**Work required**: Answer with a single number, the count of lines in the material below that contain the word "через".
————
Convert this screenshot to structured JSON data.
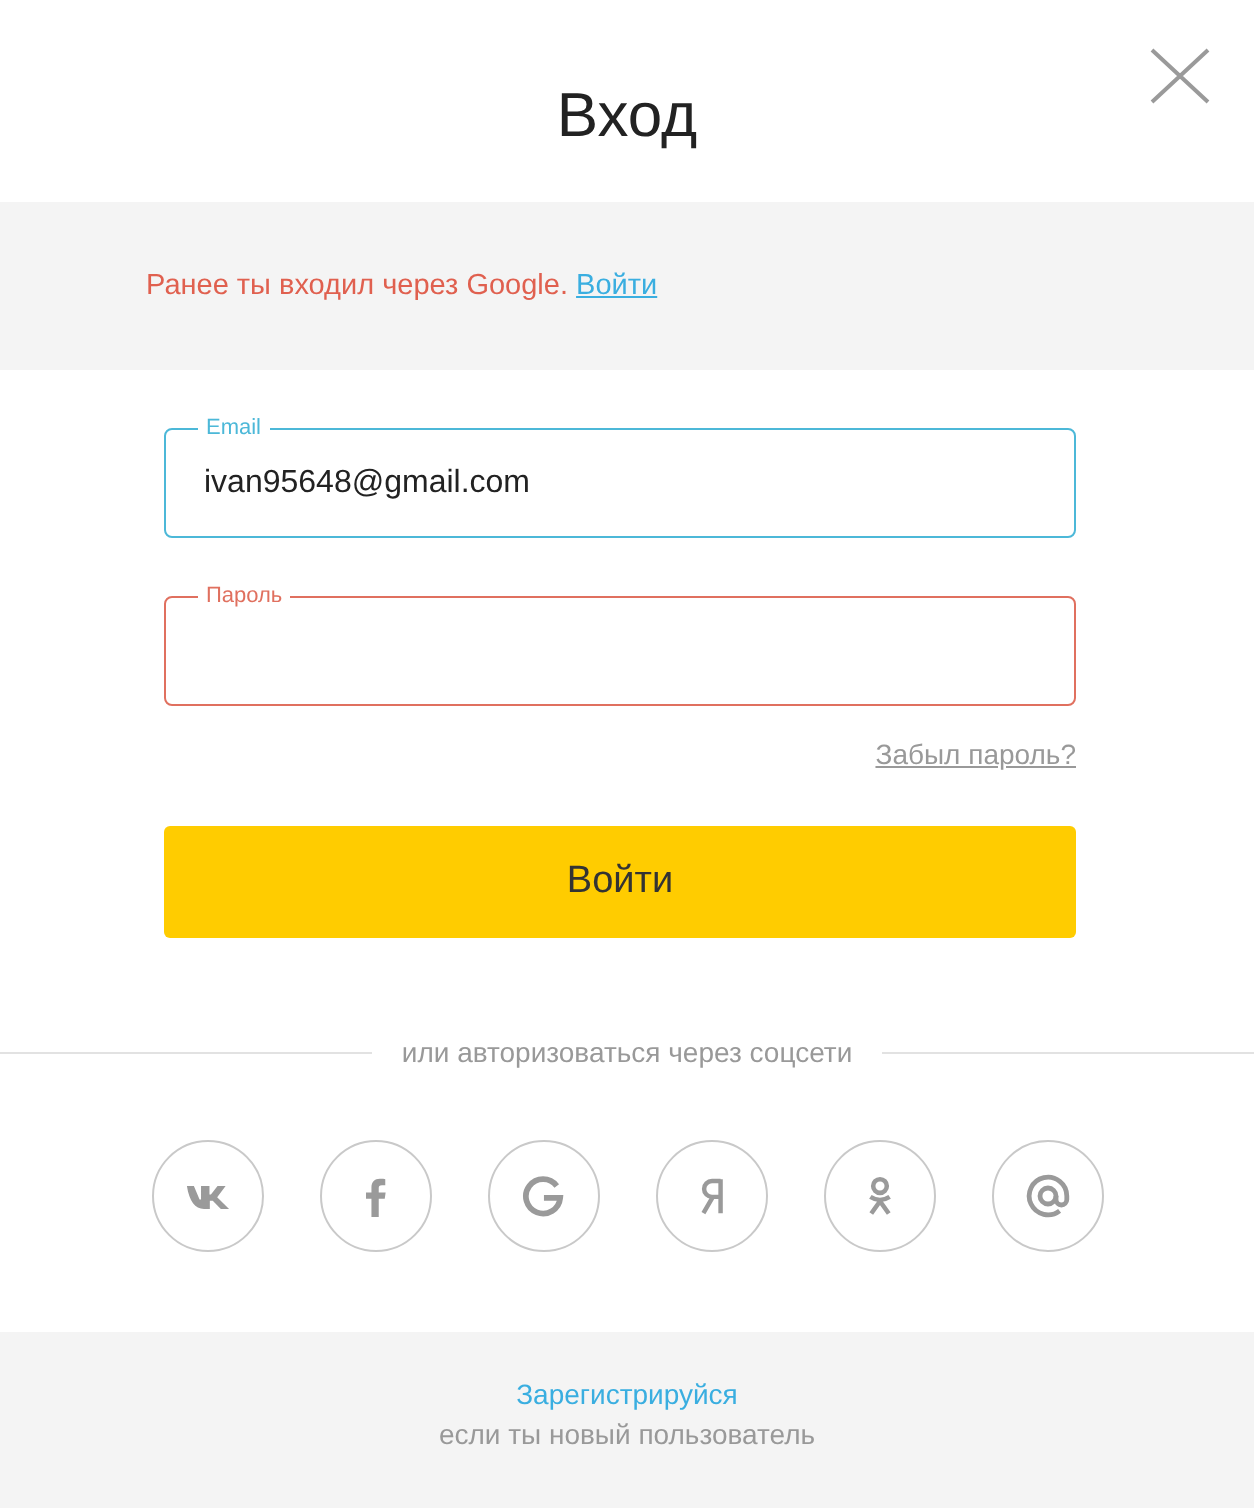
{
  "dialog": {
    "title": "Вход"
  },
  "notice": {
    "text": "Ранее ты входил через Google.",
    "link": "Войти"
  },
  "fields": [
    {
      "label": "Email",
      "value": "ivan95648@gmail.com",
      "focused": true,
      "invalid": false
    },
    {
      "label": "Пароль",
      "focused": false,
      "invalid": true
    }
  ],
  "forgot_link": "Забыл пароль?",
  "submit_button": "Войти",
  "social": {
    "caption": "или авторизоваться через соцсети"
  },
  "signup": {
    "link": "Зарегистрируйся",
    "hint": "если ты новый пользователь"
  }
}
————
**Response**: 2